TORONTO, Dec. 5, 2016/CNW/ – Tricon Capital Group Inc., a principal investor and asset manager focused on the residential real estate industry, announced today that its Tricon Lifestyle Communities (“TLC”) investment vertical has acquired a portfolio of three manufactured housing communities in California. Two of the communities, Riverdale Estates and Palmdale Estates, are age-restricted properties totaling 336 rental pads located in Indio, California. Indio sits in the Coachella Valley, a popular residential market for retirees near Palm Springs. The third property, Springdale Estates, is located in San Marcos (San Diego County) and is a family community consisting of 85 residential pads. TLC intends to execute a capital improvement plan focused on the amenity center and entrance features at all three communities. The total purchase price of $30.4 million was satisfied with cash and a seven-year non-recourse financing package at an average 62% loan-to-value and 3.85% fixed interest rate. This transaction expands TLC’s presence into California and increases its portfolio size to 3,065 residential pads across 14 communities, with approximately $129 million of assets under management.
Wells Fargo Makes $82M Bet on 21 Manufactured Home Communities –
Wells Fargo has provided $82 million to a joint venture between Federal Capital Partners and Horizon Land Company for the refinancing of 21 manufactured home communities, Commercial Observer has learned. “Lending for manufactured home communities is an important focus for Wells Fargo Commercial Real Estate,” said Lew Grace, an executive vice president in Wells Fargo’s real estate group. “We are excited to work with our long-standing customer, Federal Capital Partners, and their operating partner and new customer Horizon Land Company on this portion of their large and growing portfolio of communities.” The properties are located in Pennsylvania, North Carolina, South Carolina, Delaware, Maryland and New Jersey and comprise 3,178 home sites. The portfolio is more than 90 percent occupied and includes the Tilton Terrace community in Egg Harbor, N.J.(228 home sites), Delsea Woods in Vineland, N.J. (131 home sites) and Dorchester Village in Charleston, S.C. (312 home sites).

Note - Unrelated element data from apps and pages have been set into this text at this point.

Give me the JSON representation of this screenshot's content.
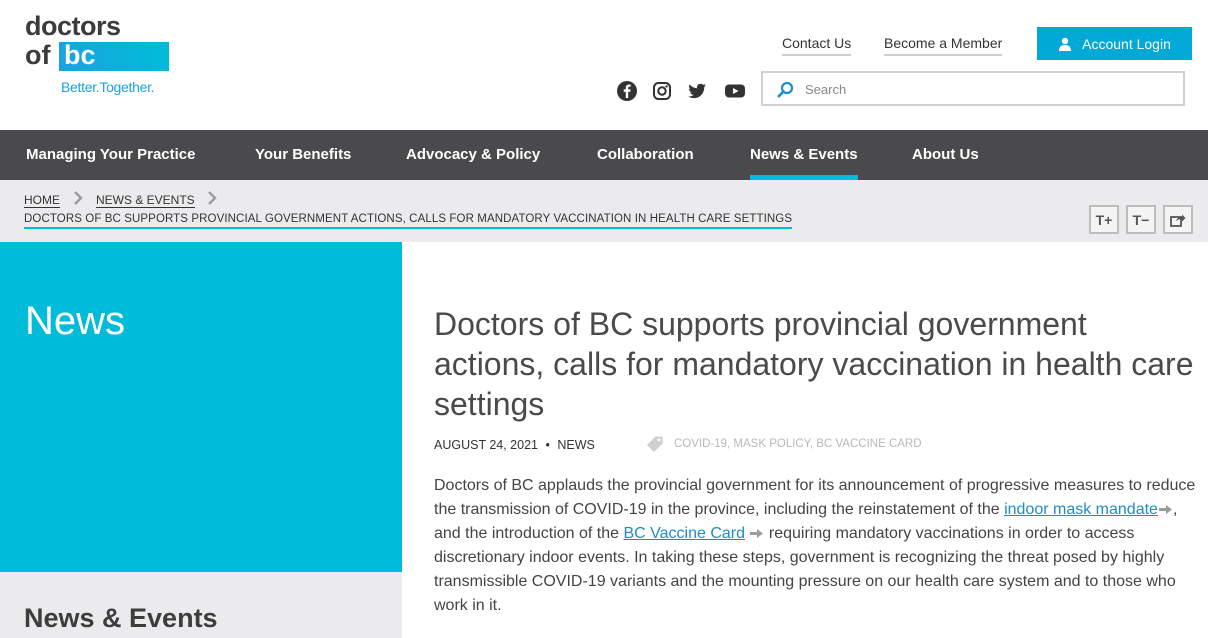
{
  "logo": {
    "line1": "doctors",
    "of": "of",
    "bc": "bc",
    "tagline": "Better.Together."
  },
  "header": {
    "contact_label": "Contact Us",
    "member_label": "Become a Member",
    "login_label": "Account Login",
    "search_placeholder": "Search"
  },
  "social": {
    "icons": [
      "facebook-icon",
      "instagram-icon",
      "twitter-icon",
      "youtube-icon"
    ]
  },
  "nav": {
    "items": [
      {
        "label": "Managing Your Practice"
      },
      {
        "label": "Your Benefits"
      },
      {
        "label": "Advocacy & Policy"
      },
      {
        "label": "Collaboration"
      },
      {
        "label": "News & Events"
      },
      {
        "label": "About Us"
      }
    ],
    "active": "News & Events"
  },
  "breadcrumb": {
    "home": "HOME",
    "news": "NEWS & EVENTS",
    "current": "DOCTORS OF BC SUPPORTS PROVINCIAL GOVERNMENT ACTIONS, CALLS FOR MANDATORY VACCINATION IN HEALTH CARE SETTINGS"
  },
  "tools": {
    "increase": "T+",
    "decrease": "T−"
  },
  "sidebar": {
    "title": "News",
    "section": "News & Events"
  },
  "article": {
    "title": "Doctors of BC supports provincial government actions, calls for mandatory vaccination in health care settings",
    "date": "AUGUST 24, 2021",
    "sep": "•",
    "category": "NEWS",
    "tags": "COVID-19, MASK POLICY, BC VACCINE CARD",
    "p1_a": "Doctors of BC applauds the provincial government for its announcement of progressive measures to reduce the transmission of COVID-19 in the province, including the reinstatement of the ",
    "link1": "indoor mask mandate",
    "p1_b": ", and the introduction of the ",
    "link2": "BC Vaccine Card",
    "p1_c": " requiring mandatory vaccinations in order to access discretionary indoor events. In taking these steps, government is recognizing the threat posed by highly transmissible COVID-19 variants and the mounting pressure on our health care system and to those who work in it."
  },
  "colors": {
    "accent": "#00bcd8",
    "button": "#00a9d6",
    "nav_bg": "#4a4a4c",
    "crumb_bg": "#ebebed",
    "link": "#1d8dc8"
  }
}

Australians, thinking outside the traditional housing paradigm!